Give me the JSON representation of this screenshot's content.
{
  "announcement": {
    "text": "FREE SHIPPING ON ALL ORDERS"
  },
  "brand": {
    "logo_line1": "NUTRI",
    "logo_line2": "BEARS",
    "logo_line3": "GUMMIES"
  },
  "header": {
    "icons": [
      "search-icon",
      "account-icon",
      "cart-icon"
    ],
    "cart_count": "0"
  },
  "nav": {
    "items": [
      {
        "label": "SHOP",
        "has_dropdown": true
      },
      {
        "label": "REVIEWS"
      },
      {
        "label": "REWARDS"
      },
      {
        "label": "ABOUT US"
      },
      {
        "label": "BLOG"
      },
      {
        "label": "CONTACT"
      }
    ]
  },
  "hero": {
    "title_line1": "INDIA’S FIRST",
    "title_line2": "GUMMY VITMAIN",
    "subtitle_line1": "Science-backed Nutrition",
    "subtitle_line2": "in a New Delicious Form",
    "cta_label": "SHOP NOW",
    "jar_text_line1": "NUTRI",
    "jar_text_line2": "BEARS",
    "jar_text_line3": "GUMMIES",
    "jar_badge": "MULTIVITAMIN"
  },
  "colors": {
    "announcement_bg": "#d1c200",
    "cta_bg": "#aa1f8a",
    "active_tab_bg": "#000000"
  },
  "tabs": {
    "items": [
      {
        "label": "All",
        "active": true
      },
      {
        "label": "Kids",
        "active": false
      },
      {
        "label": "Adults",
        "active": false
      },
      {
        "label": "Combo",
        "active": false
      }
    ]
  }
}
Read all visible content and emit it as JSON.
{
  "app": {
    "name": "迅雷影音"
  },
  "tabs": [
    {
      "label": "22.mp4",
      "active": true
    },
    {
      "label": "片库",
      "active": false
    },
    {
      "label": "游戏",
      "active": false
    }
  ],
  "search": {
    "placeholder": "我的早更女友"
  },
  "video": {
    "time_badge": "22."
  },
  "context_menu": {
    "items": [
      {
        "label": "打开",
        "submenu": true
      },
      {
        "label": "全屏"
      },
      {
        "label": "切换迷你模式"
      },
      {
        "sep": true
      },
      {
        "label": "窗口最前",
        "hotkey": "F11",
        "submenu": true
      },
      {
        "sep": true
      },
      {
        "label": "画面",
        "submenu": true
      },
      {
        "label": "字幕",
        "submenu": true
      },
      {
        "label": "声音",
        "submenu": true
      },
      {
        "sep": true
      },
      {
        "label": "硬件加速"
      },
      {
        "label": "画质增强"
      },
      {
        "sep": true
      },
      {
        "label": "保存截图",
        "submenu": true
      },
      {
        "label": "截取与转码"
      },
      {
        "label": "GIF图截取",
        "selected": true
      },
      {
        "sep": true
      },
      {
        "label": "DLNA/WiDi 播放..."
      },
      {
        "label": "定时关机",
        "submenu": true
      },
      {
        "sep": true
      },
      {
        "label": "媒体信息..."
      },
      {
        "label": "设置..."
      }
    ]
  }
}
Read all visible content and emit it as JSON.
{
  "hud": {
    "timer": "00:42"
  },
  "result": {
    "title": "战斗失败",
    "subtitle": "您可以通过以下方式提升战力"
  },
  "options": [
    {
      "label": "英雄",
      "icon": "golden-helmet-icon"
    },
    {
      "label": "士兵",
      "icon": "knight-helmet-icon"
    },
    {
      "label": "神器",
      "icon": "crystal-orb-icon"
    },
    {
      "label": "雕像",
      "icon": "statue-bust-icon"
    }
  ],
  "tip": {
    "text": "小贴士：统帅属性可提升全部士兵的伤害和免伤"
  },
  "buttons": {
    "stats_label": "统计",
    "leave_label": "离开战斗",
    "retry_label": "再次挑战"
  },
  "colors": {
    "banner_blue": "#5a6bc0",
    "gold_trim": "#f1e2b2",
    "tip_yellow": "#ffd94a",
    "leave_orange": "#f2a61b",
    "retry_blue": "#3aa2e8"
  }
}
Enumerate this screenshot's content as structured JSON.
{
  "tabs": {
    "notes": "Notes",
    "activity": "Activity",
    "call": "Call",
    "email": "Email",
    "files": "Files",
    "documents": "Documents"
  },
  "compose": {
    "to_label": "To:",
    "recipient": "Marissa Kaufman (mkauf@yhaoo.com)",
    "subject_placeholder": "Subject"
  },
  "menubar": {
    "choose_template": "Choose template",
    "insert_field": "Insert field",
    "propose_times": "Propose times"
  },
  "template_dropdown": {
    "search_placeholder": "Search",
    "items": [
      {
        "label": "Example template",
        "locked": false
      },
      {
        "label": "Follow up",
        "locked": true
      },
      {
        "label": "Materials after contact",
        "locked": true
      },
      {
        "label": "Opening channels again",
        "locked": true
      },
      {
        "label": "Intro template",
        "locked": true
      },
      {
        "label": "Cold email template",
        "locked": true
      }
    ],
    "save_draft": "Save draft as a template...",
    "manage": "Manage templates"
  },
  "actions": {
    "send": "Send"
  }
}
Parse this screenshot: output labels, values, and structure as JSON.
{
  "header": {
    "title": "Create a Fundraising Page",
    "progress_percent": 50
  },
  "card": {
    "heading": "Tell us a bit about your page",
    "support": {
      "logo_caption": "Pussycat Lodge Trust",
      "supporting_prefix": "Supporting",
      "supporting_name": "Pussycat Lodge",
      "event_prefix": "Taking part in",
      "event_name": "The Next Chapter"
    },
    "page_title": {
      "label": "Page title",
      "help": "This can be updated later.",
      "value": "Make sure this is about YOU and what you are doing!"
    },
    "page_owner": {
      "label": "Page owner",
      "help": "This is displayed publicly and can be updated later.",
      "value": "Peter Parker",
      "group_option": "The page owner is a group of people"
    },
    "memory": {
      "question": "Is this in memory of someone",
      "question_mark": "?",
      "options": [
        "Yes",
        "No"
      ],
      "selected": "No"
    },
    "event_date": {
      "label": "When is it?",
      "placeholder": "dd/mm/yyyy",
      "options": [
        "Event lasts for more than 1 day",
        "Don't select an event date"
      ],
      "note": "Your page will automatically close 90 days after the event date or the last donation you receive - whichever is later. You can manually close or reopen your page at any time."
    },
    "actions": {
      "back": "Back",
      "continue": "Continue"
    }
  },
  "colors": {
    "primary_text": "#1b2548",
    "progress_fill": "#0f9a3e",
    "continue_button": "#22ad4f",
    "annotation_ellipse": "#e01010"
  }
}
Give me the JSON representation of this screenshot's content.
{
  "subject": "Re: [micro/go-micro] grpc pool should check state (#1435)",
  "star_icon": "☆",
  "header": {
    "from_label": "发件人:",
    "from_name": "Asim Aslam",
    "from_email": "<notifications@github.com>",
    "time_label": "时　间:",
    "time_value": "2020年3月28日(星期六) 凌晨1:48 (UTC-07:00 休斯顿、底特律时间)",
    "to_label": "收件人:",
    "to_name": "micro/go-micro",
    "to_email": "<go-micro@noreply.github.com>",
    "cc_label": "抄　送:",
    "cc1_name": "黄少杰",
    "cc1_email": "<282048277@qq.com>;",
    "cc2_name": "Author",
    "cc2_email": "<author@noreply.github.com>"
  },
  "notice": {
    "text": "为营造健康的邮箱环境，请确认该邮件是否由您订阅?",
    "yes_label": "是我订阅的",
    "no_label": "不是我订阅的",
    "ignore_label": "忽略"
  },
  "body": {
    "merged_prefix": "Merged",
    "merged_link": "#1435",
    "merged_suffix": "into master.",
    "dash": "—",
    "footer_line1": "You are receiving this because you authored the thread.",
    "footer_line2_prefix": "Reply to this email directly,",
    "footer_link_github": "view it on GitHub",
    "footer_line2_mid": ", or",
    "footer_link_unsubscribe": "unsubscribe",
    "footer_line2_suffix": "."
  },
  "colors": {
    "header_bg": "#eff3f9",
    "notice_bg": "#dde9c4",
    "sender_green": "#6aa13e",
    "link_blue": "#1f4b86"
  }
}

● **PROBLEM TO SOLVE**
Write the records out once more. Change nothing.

● **WORKED SOLUTION**
Give me the JSON representation of this screenshot's content.
{
  "announcement": {
    "text": "FREE SHIPPING ON ALL ORDERS"
  },
  "brand": {
    "logo_line1": "NUTRI",
    "logo_line2": "BEARS",
    "logo_line3": "GUMMIES"
  },
  "header": {
    "icons": [
      "search-icon",
      "account-icon",
      "cart-icon"
    ],
    "cart_count": "0"
  },
  "nav": {
    "items": [
      {
        "label": "SHOP",
        "has_dropdown": true
      },
      {
        "label": "REVIEWS"
      },
      {
        "label": "REWARDS"
      },
      {
        "label": "ABOUT US"
      },
      {
        "label": "BLOG"
      },
      {
        "label": "CONTACT"
      }
    ]
  },
  "hero": {
    "title_line1": "INDIA’S FIRST",
    "title_line2": "GUMMY VITMAIN",
    "subtitle_line1": "Science-backed Nutrition",
    "subtitle_line2": "in a New Delicious Form",
    "cta_label": "SHOP NOW",
    "jar_text_line1": "NUTRI",
    "jar_text_line2": "BEARS",
    "jar_text_line3": "GUMMIES",
    "jar_badge": "MULTIVITAMIN"
  },
  "colors": {
    "announcement_bg": "#d1c200",
    "cta_bg": "#aa1f8a",
    "active_tab_bg": "#000000"
  },
  "tabs": {
    "items": [
      {
        "label": "All",
        "active": true
      },
      {
        "label": "Kids",
        "active": false
      },
      {
        "label": "Adults",
        "active": false
      },
      {
        "label": "Combo",
        "active": false
      }
    ]
  }
}
Read all visible content and emit it as JSON.
{
  "app": {
    "name": "迅雷影音"
  },
  "tabs": [
    {
      "label": "22.mp4",
      "active": true
    },
    {
      "label": "片库",
      "active": false
    },
    {
      "label": "游戏",
      "active": false
    }
  ],
  "search": {
    "placeholder": "我的早更女友"
  },
  "video": {
    "time_badge": "22."
  },
  "context_menu": {
    "items": [
      {
        "label": "打开",
        "submenu": true
      },
      {
        "label": "全屏"
      },
      {
        "label": "切换迷你模式"
      },
      {
        "sep": true
      },
      {
        "label": "窗口最前",
        "hotkey": "F11",
        "submenu": true
      },
      {
        "sep": true
      },
      {
        "label": "画面",
        "submenu": true
      },
      {
        "label": "字幕",
        "submenu": true
      },
      {
        "label": "声音",
        "submenu": true
      },
      {
        "sep": true
      },
      {
        "label": "硬件加速"
      },
      {
        "label": "画质增强"
      },
      {
        "sep": true
      },
      {
        "label": "保存截图",
        "submenu": true
      },
      {
        "label": "截取与转码"
      },
      {
        "label": "GIF图截取",
        "selected": true
      },
      {
        "sep": true
      },
      {
        "label": "DLNA/WiDi 播放..."
      },
      {
        "label": "定时关机",
        "submenu": true
      },
      {
        "sep": true
      },
      {
        "label": "媒体信息..."
      },
      {
        "label": "设置..."
      }
    ]
  }
}
Read all visible content and emit it as JSON.
{
  "hud": {
    "timer": "00:42"
  },
  "result": {
    "title": "战斗失败",
    "subtitle": "您可以通过以下方式提升战力"
  },
  "options": [
    {
      "label": "英雄",
      "icon": "golden-helmet-icon"
    },
    {
      "label": "士兵",
      "icon": "knight-helmet-icon"
    },
    {
      "label": "神器",
      "icon": "crystal-orb-icon"
    },
    {
      "label": "雕像",
      "icon": "statue-bust-icon"
    }
  ],
  "tip": {
    "text": "小贴士：统帅属性可提升全部士兵的伤害和免伤"
  },
  "buttons": {
    "stats_label": "统计",
    "leave_label": "离开战斗",
    "retry_label": "再次挑战"
  },
  "colors": {
    "banner_blue": "#5a6bc0",
    "gold_trim": "#f1e2b2",
    "tip_yellow": "#ffd94a",
    "leave_orange": "#f2a61b",
    "retry_blue": "#3aa2e8"
  }
}
Enumerate this screenshot's content as structured JSON.
{
  "tabs": {
    "notes": "Notes",
    "activity": "Activity",
    "call": "Call",
    "email": "Email",
    "files": "Files",
    "documents": "Documents"
  },
  "compose": {
    "to_label": "To:",
    "recipient": "Marissa Kaufman (mkauf@yhaoo.com)",
    "subject_placeholder": "Subject"
  },
  "menubar": {
    "choose_template": "Choose template",
    "insert_field": "Insert field",
    "propose_times": "Propose times"
  },
  "template_dropdown": {
    "search_placeholder": "Search",
    "items": [
      {
        "label": "Example template",
        "locked": false
      },
      {
        "label": "Follow up",
        "locked": true
      },
      {
        "label": "Materials after contact",
        "locked": true
      },
      {
        "label": "Opening channels again",
        "locked": true
      },
      {
        "label": "Intro template",
        "locked": true
      },
      {
        "label": "Cold email template",
        "locked": true
      }
    ],
    "save_draft": "Save draft as a template...",
    "manage": "Manage templates"
  },
  "actions": {
    "send": "Send"
  }
}
Parse this screenshot: output labels, values, and structure as JSON.
{
  "header": {
    "title": "Create a Fundraising Page",
    "progress_percent": 50
  },
  "card": {
    "heading": "Tell us a bit about your page",
    "support": {
      "logo_caption": "Pussycat Lodge Trust",
      "supporting_prefix": "Supporting",
      "supporting_name": "Pussycat Lodge",
      "event_prefix": "Taking part in",
      "event_name": "The Next Chapter"
    },
    "page_title": {
      "label": "Page title",
      "help": "This can be updated later.",
      "value": "Make sure this is about YOU and what you are doing!"
    },
    "page_owner": {
      "label": "Page owner",
      "help": "This is displayed publicly and can be updated later.",
      "value": "Peter Parker",
      "group_option": "The page owner is a group of people"
    },
    "memory": {
      "question": "Is this in memory of someone",
      "question_mark": "?",
      "options": [
        "Yes",
        "No"
      ],
      "selected": "No"
    },
    "event_date": {
      "label": "When is it?",
      "placeholder": "dd/mm/yyyy",
      "options": [
        "Event lasts for more than 1 day",
        "Don't select an event date"
      ],
      "note": "Your page will automatically close 90 days after the event date or the last donation you receive - whichever is later. You can manually close or reopen your page at any time."
    },
    "actions": {
      "back": "Back",
      "continue": "Continue"
    }
  },
  "colors": {
    "primary_text": "#1b2548",
    "progress_fill": "#0f9a3e",
    "continue_button": "#22ad4f",
    "annotation_ellipse": "#e01010"
  }
}
Give me the JSON representation of this screenshot's content.
{
  "subject": "Re: [micro/go-micro] grpc pool should check state (#1435)",
  "star_icon": "☆",
  "header": {
    "from_label": "发件人:",
    "from_name": "Asim Aslam",
    "from_email": "<notifications@github.com>",
    "time_label": "时　间:",
    "time_value": "2020年3月28日(星期六) 凌晨1:48 (UTC-07:00 休斯顿、底特律时间)",
    "to_label": "收件人:",
    "to_name": "micro/go-micro",
    "to_email": "<go-micro@noreply.github.com>",
    "cc_label": "抄　送:",
    "cc1_name": "黄少杰",
    "cc1_email": "<282048277@qq.com>;",
    "cc2_name": "Author",
    "cc2_email": "<author@noreply.github.com>"
  },
  "notice": {
    "text": "为营造健康的邮箱环境，请确认该邮件是否由您订阅?",
    "yes_label": "是我订阅的",
    "no_label": "不是我订阅的",
    "ignore_label": "忽略"
  },
  "body": {
    "merged_prefix": "Merged",
    "merged_link": "#1435",
    "merged_suffix": "into master.",
    "dash": "—",
    "footer_line1": "You are receiving this because you authored the thread.",
    "footer_line2_prefix": "Reply to this email directly,",
    "footer_link_github": "view it on GitHub",
    "footer_line2_mid": ", or",
    "footer_link_unsubscribe": "unsubscribe",
    "footer_line2_suffix": "."
  },
  "colors": {
    "header_bg": "#eff3f9",
    "notice_bg": "#dde9c4",
    "sender_green": "#6aa13e",
    "link_blue": "#1f4b86"
  }
}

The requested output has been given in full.